**To do:**
Copy out each line of the data that holds the string "title".

**Dataset content:**
■ ■ ■

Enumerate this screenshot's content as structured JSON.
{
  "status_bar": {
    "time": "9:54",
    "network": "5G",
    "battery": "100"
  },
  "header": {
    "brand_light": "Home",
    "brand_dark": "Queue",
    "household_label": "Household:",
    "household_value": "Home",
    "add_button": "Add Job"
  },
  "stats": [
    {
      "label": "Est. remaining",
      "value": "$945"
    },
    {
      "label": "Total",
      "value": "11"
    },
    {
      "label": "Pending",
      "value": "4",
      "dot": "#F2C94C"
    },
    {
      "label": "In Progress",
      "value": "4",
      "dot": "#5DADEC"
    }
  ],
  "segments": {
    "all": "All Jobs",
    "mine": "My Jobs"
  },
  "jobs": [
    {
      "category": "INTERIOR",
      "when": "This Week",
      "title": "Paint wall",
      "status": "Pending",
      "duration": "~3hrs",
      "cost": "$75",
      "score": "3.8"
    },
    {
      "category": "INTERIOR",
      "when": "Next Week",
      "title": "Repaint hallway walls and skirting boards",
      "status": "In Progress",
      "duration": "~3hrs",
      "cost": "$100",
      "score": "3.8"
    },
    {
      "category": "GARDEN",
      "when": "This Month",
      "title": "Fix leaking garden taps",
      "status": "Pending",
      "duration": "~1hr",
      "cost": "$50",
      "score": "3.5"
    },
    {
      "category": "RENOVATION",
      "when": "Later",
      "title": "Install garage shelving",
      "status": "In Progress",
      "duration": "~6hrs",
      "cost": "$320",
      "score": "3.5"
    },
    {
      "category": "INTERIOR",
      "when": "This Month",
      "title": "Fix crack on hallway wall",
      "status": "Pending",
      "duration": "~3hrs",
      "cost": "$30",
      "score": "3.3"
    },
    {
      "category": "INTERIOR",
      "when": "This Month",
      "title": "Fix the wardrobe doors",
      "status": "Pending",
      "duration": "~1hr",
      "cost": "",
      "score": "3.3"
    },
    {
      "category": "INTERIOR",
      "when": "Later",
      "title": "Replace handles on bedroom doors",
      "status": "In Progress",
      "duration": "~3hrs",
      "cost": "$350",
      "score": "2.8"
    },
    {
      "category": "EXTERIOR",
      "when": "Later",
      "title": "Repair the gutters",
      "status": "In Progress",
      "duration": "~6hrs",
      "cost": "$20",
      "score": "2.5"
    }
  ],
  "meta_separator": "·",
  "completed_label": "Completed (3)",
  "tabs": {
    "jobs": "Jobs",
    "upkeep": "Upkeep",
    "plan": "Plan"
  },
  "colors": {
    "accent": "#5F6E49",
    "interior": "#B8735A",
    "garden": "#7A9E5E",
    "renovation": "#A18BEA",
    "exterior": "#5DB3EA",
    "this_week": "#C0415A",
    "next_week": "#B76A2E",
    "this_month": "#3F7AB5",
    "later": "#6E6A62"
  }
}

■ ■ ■

**Task output:**
      "title": "Paint wall",
      "title": "Repaint hallway walls and skirting boards",
      "title": "Fix leaking garden taps",
      "title": "Install garage shelving",
      "title": "Fix crack on hallway wall",
      "title": "Fix the wardrobe doors",
      "title": "Replace handles on bedroom doors",
      "title": "Repair the gutters",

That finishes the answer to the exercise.